··· INFORMATION

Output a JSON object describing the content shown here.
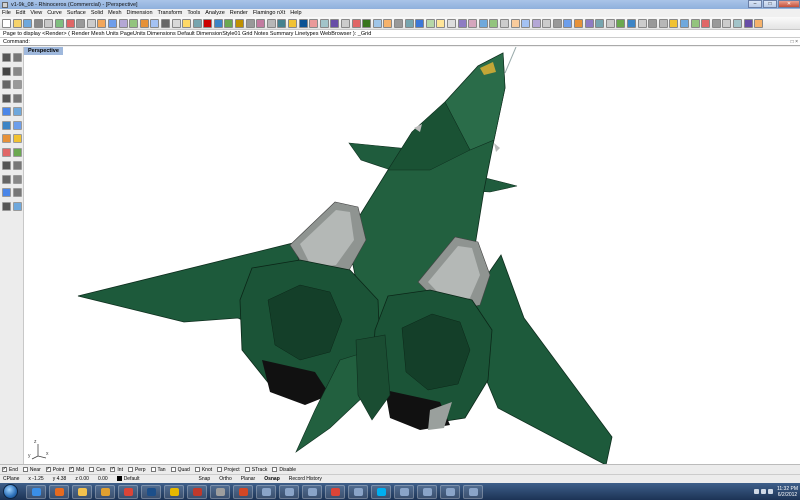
{
  "window": {
    "title": "v1-9k_08 - Rhinoceros (Commercial) - [Perspective]",
    "controls": [
      "–",
      "□",
      "✕"
    ]
  },
  "menu": [
    "File",
    "Edit",
    "View",
    "Curve",
    "Surface",
    "Solid",
    "Mesh",
    "Dimension",
    "Transform",
    "Tools",
    "Analyze",
    "Render",
    "Flamingo nXt",
    "Help"
  ],
  "command_history": "Page to display <Render> ( Render  Mesh  Units  PageUnits  Dimensions  Default  DimensionStyle01  Grid  Notes  Summary  Linetypes  WebBrowser ): _Grid",
  "command_prompt": "Command:",
  "command_controls": "□ ×",
  "viewport": {
    "tab": "Perspective",
    "background": "#ffffff",
    "model_color": "#1f5a3c",
    "axis_labels": [
      "z",
      "x",
      "y"
    ]
  },
  "osnaps": [
    {
      "label": "End",
      "checked": true
    },
    {
      "label": "Near",
      "checked": false
    },
    {
      "label": "Point",
      "checked": true
    },
    {
      "label": "Mid",
      "checked": true
    },
    {
      "label": "Cen",
      "checked": false
    },
    {
      "label": "Int",
      "checked": true
    },
    {
      "label": "Perp",
      "checked": false
    },
    {
      "label": "Tan",
      "checked": false
    },
    {
      "label": "Quad",
      "checked": false
    },
    {
      "label": "Knot",
      "checked": false
    },
    {
      "label": "Project",
      "checked": false
    },
    {
      "label": "STrack",
      "checked": false
    },
    {
      "label": "Disable",
      "checked": false
    }
  ],
  "status": {
    "cplane": "CPlane",
    "x": "x -1.25",
    "y": "y 4.38",
    "z": "z 0.00",
    "extra": "0.00",
    "layer": "Default",
    "snap": "Snap",
    "ortho": "Ortho",
    "planar": "Planar",
    "osnap": "Osnap",
    "record": "Record History"
  },
  "taskbar": {
    "apps": [
      "ie-icon",
      "firefox-icon",
      "explorer-icon",
      "media-icon",
      "chrome-icon",
      "photoshop-icon",
      "folder-icon",
      "sketchup-icon",
      "rhino-icon",
      "powerpoint-icon",
      "app-icon",
      "app-icon",
      "app-icon",
      "chrome-icon",
      "app-icon",
      "skype-icon",
      "app-icon",
      "app-icon",
      "app-icon",
      "app-icon"
    ],
    "time": "11:32 PM",
    "date": "6/2/2012"
  }
}
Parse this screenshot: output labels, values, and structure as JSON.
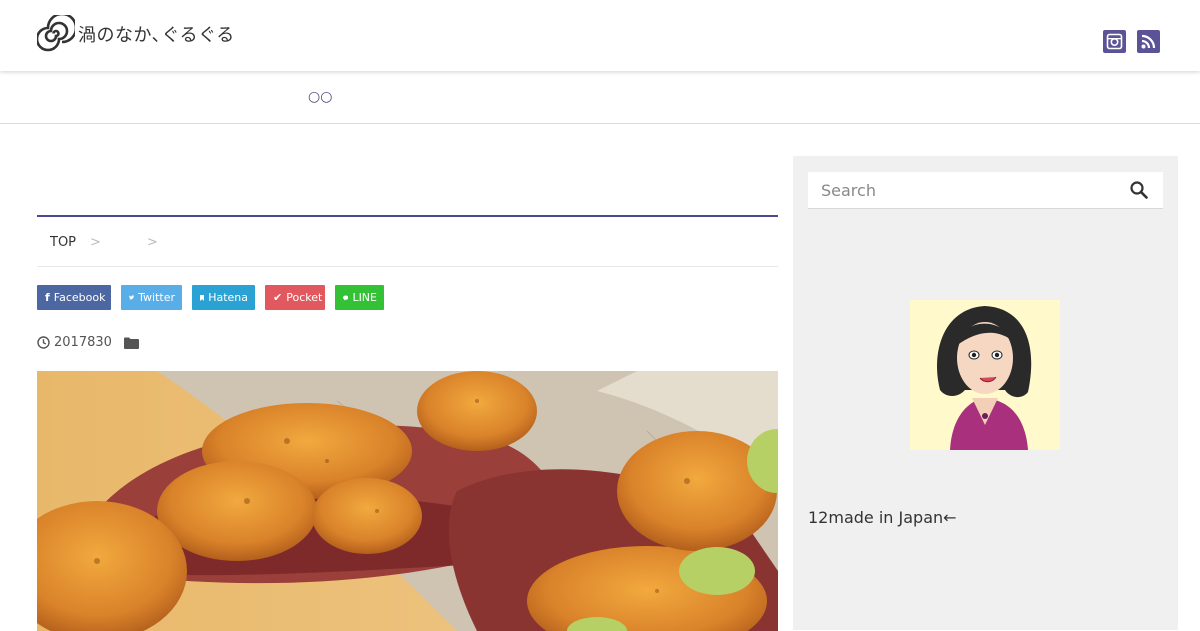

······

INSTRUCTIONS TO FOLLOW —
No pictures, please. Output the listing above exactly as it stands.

YOUR SOLUTION —
Output a JSON object describing the content shown here.
{
  "window": {
    "title": "v1-9k_08 - Rhinoceros (Commercial) - [Perspective]",
    "controls": [
      "–",
      "□",
      "✕"
    ]
  },
  "menu": [
    "File",
    "Edit",
    "View",
    "Curve",
    "Surface",
    "Solid",
    "Mesh",
    "Dimension",
    "Transform",
    "Tools",
    "Analyze",
    "Render",
    "Flamingo nXt",
    "Help"
  ],
  "command_history": "Page to display <Render> ( Render  Mesh  Units  PageUnits  Dimensions  Default  DimensionStyle01  Grid  Notes  Summary  Linetypes  WebBrowser ): _Grid",
  "command_prompt": "Command:",
  "command_controls": "□ ×",
  "viewport": {
    "tab": "Perspective",
    "background": "#ffffff",
    "model_color": "#1f5a3c",
    "axis_labels": [
      "z",
      "x",
      "y"
    ]
  },
  "osnaps": [
    {
      "label": "End",
      "checked": true
    },
    {
      "label": "Near",
      "checked": false
    },
    {
      "label": "Point",
      "checked": true
    },
    {
      "label": "Mid",
      "checked": true
    },
    {
      "label": "Cen",
      "checked": false
    },
    {
      "label": "Int",
      "checked": true
    },
    {
      "label": "Perp",
      "checked": false
    },
    {
      "label": "Tan",
      "checked": false
    },
    {
      "label": "Quad",
      "checked": false
    },
    {
      "label": "Knot",
      "checked": false
    },
    {
      "label": "Project",
      "checked": false
    },
    {
      "label": "STrack",
      "checked": false
    },
    {
      "label": "Disable",
      "checked": false
    }
  ],
  "status": {
    "cplane": "CPlane",
    "x": "x -1.25",
    "y": "y 4.38",
    "z": "z 0.00",
    "extra": "0.00",
    "layer": "Default",
    "snap": "Snap",
    "ortho": "Ortho",
    "planar": "Planar",
    "osnap": "Osnap",
    "record": "Record History"
  },
  "taskbar": {
    "apps": [
      "ie-icon",
      "firefox-icon",
      "explorer-icon",
      "media-icon",
      "chrome-icon",
      "photoshop-icon",
      "folder-icon",
      "sketchup-icon",
      "rhino-icon",
      "powerpoint-icon",
      "app-icon",
      "app-icon",
      "app-icon",
      "chrome-icon",
      "app-icon",
      "skype-icon",
      "app-icon",
      "app-icon",
      "app-icon",
      "app-icon"
    ],
    "time": "11:32 PM",
    "date": "6/2/2012"
  }
}
Parse this screenshot: output labels, values, and structure as JSON.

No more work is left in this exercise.